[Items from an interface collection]

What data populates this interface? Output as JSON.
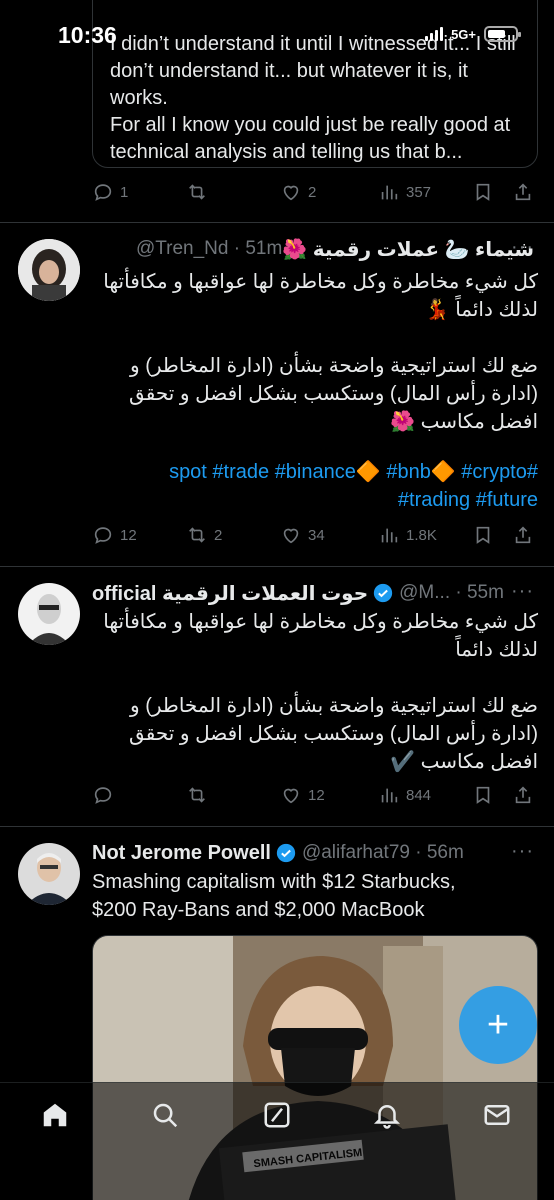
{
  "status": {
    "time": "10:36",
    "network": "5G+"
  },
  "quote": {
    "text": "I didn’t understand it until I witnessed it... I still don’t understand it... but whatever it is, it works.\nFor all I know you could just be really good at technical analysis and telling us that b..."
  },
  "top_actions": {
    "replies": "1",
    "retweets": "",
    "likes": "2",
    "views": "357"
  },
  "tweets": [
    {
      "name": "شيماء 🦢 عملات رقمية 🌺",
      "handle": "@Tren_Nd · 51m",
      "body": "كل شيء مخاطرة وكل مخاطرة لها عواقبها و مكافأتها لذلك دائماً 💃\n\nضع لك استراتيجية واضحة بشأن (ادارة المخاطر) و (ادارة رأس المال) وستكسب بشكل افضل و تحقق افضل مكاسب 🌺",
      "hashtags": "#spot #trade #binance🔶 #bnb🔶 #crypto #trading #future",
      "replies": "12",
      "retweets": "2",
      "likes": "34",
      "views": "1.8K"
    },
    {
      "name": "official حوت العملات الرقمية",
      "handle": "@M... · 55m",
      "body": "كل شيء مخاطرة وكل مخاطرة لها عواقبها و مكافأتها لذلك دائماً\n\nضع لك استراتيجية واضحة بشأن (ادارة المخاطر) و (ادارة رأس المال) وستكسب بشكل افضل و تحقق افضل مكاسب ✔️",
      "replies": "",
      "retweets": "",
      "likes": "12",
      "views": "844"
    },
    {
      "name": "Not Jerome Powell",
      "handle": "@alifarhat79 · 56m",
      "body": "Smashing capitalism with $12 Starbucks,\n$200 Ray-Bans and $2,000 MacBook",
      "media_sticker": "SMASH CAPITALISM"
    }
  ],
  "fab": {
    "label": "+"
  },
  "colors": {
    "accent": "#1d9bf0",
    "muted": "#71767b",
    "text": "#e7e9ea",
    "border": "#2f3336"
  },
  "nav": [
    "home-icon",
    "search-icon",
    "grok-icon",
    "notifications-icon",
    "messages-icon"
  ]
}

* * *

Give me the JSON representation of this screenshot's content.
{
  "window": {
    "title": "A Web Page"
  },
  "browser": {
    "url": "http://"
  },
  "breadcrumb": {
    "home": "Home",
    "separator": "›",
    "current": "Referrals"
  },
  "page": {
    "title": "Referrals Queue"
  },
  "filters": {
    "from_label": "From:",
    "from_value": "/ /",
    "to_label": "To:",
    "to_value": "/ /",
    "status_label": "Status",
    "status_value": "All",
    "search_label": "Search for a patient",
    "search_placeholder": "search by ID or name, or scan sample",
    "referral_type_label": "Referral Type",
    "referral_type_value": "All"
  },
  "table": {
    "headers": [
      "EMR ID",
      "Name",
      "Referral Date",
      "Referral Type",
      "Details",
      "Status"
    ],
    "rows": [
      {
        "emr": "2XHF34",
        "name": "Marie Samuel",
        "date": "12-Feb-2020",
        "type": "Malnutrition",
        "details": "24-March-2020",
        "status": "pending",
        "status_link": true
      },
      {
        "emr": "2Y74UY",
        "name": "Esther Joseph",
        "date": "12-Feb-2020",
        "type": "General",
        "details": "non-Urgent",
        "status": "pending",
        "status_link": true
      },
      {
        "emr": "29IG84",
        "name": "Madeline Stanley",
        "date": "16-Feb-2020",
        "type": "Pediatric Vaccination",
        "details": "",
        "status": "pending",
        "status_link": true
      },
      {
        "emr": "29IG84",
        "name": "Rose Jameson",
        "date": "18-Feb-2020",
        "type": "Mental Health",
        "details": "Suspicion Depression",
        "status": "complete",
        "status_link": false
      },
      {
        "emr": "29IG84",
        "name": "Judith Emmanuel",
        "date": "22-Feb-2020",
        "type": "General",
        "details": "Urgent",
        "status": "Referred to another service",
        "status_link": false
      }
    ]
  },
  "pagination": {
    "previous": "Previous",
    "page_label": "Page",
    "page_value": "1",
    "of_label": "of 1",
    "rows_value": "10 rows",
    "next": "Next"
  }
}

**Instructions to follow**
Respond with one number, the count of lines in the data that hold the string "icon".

**Final answer**
5